There’s one more thing to consider when it comes to finding the perfect fit and that’s the nose bridge orientation. Some people can have a low or a high nose bridge profile which can make selecting the right frames a little tricky.
Plastic/acetate frames without nose pads tend to sit low for people with a low nose bridge. Eyeglass frames that sit low tend to rest on the cheeks and every time you make a facial expression your eyeglasses will move as your cheeks raise up or down.
Eyeglass frames with nose pads are the best solution for this issue. Nose pads are made to be adjusted and you can secure a better fit by fine-tuning the nose pad position.
There are also frame manufacturers that make a low bridge frame with extended plastic nose rests to accommodate the low bridge. They are sometimes referred to as an “Asian-fit” frame.
Prescription eyeglass frames with a low bridge or an Asian-fit have extended nose bridge rests to allow for a better fit around the nose keeping the frame in the correct position.
A high nose bridge can also cause fitting issues due to the eyeglasses sitting too high on your face. This happens because the nose bridge width is too narrow and does not sit flush around the nose bridge.
Eyeglass frames with nose pads can also alleviate this problem because they can be adjusted to the correct width. Eyeglass frames with a wider nose bridge width would be ideal for this situation. A keyhole bridge may also provide relief as they tend to be wider than the conventional bridge.
Luckily, there are frame manufacturers that make high bridge frames. Oakley has created a line of eyeglass frames with a modular nose bridge so you can select which ones fit you best.
Sunglasses should have a wider fit than prescription eyeglasses. Sunglasses are meant to protect your eyes from harmful UV rays emitted by the sun and provide comfort in seeing during extremely bright conditions.
The wider fit allows for greater coverage around your eye. This increases the surface area that’s covering the eye and also decreases any light going over or around the lenses. Wrap-around frames provide the best coverage because they match the contour of your face.
Try them on
The final tip for finding eyeglasses with the perfect fit is to try them on. You may be thinking that this is what you’ve always done in the past and it didn’t prove to be successful. However, this time you’re equipped with a deeper understanding of how the frame sizing works.
Taking what you’ve learned about the eyeglass frame dimensions, you can go through a variety of frames and begin to identify sizes that are working. You can take note of the Eye Size, Bridge, and Temple Arm to see which combination works best with your face.

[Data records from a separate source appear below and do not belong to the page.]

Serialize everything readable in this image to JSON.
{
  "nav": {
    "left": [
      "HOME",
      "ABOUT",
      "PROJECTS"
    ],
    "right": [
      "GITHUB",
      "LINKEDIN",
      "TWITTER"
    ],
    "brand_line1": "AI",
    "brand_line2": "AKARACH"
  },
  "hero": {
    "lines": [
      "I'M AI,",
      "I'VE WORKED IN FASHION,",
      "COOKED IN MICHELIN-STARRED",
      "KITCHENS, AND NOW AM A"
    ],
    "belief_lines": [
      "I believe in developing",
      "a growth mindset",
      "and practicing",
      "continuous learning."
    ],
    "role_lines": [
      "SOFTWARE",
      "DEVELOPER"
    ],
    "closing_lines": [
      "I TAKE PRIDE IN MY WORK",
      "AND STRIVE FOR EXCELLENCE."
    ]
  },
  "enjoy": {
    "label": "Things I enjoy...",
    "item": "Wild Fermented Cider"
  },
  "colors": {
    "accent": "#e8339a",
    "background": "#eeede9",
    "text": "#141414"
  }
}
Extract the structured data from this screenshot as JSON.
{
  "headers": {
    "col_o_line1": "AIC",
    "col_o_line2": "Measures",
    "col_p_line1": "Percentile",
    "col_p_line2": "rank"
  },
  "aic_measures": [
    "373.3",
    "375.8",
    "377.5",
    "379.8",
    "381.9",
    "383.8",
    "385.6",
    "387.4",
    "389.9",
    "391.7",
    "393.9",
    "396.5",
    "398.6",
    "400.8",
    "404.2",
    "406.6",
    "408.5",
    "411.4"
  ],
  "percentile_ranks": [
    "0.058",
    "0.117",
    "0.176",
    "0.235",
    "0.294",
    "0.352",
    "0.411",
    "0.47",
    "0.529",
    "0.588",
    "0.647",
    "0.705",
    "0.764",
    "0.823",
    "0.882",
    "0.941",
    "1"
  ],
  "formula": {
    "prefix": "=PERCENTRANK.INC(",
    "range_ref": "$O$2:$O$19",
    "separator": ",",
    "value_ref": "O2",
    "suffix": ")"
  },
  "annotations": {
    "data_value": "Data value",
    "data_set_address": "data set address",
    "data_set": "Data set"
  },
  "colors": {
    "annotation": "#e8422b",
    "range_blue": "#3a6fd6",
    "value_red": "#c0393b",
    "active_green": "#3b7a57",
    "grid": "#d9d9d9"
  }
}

Just with this method alone, you can greatly reduce the amount of time and frustration you have with finding a pair of eyeglasses that fit perfectly.